Requirement ▸ From the entries below, copy every line where the string "JSON" appears.

____________________

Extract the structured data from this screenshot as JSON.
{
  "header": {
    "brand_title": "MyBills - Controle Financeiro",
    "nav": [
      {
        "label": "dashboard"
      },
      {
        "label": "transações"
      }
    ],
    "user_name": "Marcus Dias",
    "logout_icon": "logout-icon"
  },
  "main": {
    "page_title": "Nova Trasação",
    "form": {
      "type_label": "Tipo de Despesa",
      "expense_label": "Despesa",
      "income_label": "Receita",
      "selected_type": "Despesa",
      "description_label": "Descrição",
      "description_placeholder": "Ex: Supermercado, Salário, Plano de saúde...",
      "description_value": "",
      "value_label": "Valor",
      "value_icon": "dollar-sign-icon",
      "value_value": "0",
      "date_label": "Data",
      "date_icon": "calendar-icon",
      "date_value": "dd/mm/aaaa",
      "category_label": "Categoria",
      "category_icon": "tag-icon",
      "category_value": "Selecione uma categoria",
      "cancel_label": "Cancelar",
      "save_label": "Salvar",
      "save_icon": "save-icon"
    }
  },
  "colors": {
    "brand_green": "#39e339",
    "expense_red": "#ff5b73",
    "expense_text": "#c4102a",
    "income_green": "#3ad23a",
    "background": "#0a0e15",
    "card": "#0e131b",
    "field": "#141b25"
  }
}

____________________

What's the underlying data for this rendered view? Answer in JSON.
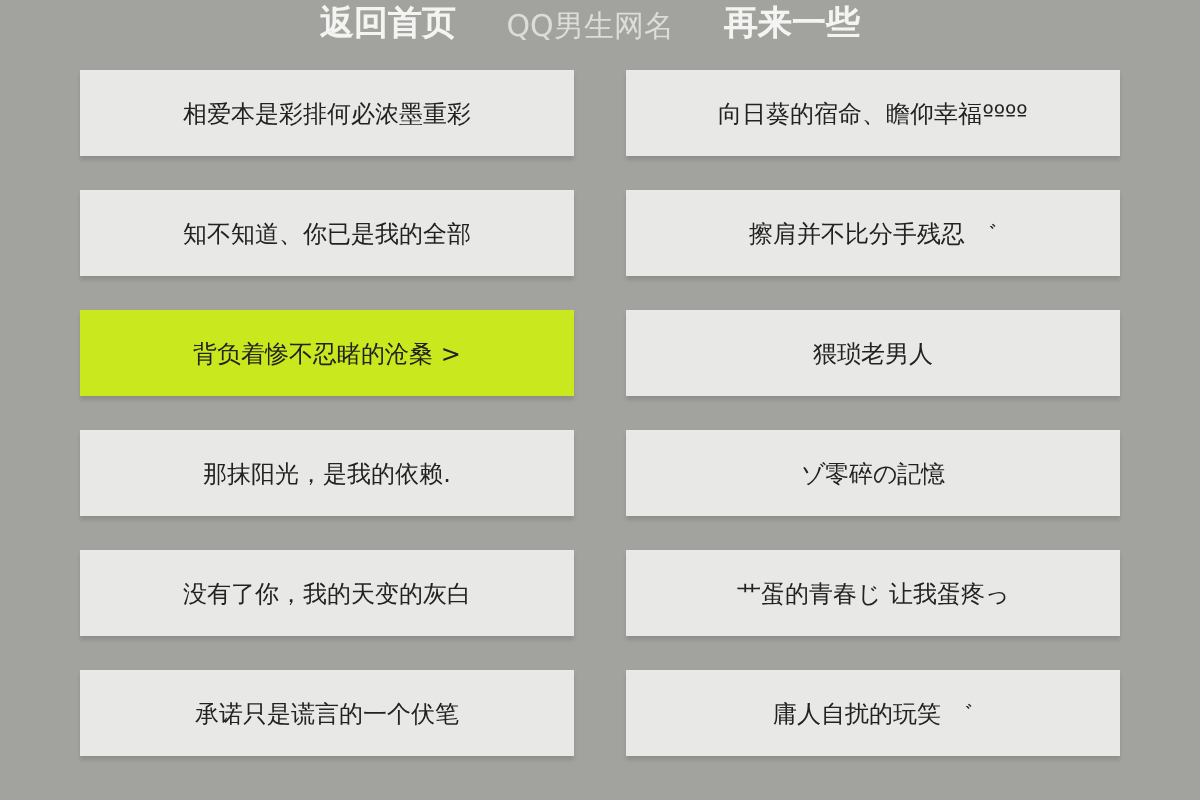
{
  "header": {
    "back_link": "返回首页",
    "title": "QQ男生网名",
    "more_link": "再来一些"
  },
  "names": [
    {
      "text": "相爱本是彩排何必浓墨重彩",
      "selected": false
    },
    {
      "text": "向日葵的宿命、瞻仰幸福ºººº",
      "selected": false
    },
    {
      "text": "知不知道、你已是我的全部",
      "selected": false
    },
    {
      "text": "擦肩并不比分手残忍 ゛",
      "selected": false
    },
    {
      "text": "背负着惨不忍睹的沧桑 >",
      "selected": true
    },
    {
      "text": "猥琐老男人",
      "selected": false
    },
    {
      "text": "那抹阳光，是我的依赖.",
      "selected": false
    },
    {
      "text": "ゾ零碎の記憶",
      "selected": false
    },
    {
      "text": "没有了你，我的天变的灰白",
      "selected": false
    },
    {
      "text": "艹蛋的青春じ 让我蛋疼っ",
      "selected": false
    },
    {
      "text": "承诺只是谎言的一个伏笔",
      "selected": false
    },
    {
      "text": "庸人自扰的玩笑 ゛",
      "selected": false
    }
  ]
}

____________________

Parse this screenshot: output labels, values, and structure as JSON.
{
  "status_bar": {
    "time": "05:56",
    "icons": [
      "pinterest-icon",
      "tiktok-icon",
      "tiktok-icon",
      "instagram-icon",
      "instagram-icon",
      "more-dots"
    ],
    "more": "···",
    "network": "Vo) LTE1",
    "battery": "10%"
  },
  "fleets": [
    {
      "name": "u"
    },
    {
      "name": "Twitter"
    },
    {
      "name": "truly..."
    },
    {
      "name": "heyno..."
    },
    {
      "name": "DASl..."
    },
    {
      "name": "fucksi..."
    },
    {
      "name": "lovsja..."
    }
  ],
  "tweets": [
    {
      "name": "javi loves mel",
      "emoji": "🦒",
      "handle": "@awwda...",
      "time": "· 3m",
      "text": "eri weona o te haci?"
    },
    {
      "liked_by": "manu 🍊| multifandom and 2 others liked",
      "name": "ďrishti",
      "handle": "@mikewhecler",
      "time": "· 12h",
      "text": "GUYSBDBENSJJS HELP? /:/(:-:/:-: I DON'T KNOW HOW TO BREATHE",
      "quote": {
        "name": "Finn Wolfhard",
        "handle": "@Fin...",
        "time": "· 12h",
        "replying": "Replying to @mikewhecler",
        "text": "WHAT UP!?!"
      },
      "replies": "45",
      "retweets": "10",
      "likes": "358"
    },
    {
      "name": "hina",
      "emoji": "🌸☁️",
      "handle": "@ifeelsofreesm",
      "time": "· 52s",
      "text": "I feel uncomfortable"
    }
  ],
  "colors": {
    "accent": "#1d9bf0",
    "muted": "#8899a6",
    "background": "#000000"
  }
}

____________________

Written answer ▸
Extract the structured data from this screenshot as JSON.
What's the underlying data for this rendered view? Answer in JSON.
Parse this screenshot: output labels, values, and structure as JSON.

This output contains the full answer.